"I think employment is becoming a bigger issue," Becker explained. "Employers are having a hard time finding qualified staff. There's a group of people who can't pass a background check or a drug and alcohol test.
"But manufacturing is increasing," Becker continued. "Wind is still going strong. There are a lot of local companies which let some people go, but now they need to hire to meet their staff need; companies like USG, Georgia-Pacific and Buzzi (Unicem). Just as the wind industry took manufacturing jobs, the oil and gas industry is taking wind jobs â€” there's a lot of stress on the workforce."
The lack of qualified workers is something that can be addressed locally through schooling. Becker points to Texas State Technical College (TSTC), which he said offers degrees to enrollees that can be utilized in various wind, oil and gas positions. Becker said there is a huge demand for employees who possess a commercial driver license (CDL) â€” another program offered by TSTC.
With schools such as Sweetwater and Roscoe offering college courses at the high school level, Becker hopes a portion of area grads will consider living and working in Nolan County, seizing a high-paying career locally instead of moving away to attend a four-year school.
"You can start at the $50,000 per year range if you have a CDL," Becker said. "Depending on experience and how many hours you are willing to work, some truck drivers are making close to $100,000 per year.
"Not everybody is going to go off to a four-year institution and some that do won't graduate," Becker continued. "There's a lot of opportunity right here for people who want to get an associate degree or a certification. You don't need a four-year degree for many of these jobs, and they're well-paying jobs."
Crest Pumping Technologies is an example of one oil and gas company which has set up shop in Sweetwater. Becker said Crest has only been in the area for about 18 months, but in that time, the company has acquired a workforce of 120 people and it has more positions to fill.

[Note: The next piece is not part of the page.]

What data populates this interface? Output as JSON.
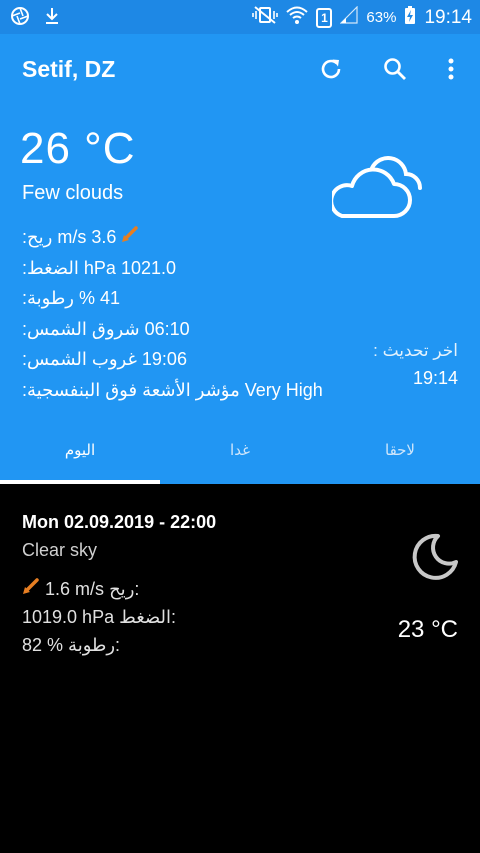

"SEED is very fortunate we have an expanding job market in Nolan County," Becker said. "We feel strongly about bringing in companies and expanding companies to create more opportunities. Finding qualified workers to staff the companies brought in is always a top priority. TSTC and schools like Sweetwater and Roscoe are doing a great job of preparing students for the workforce."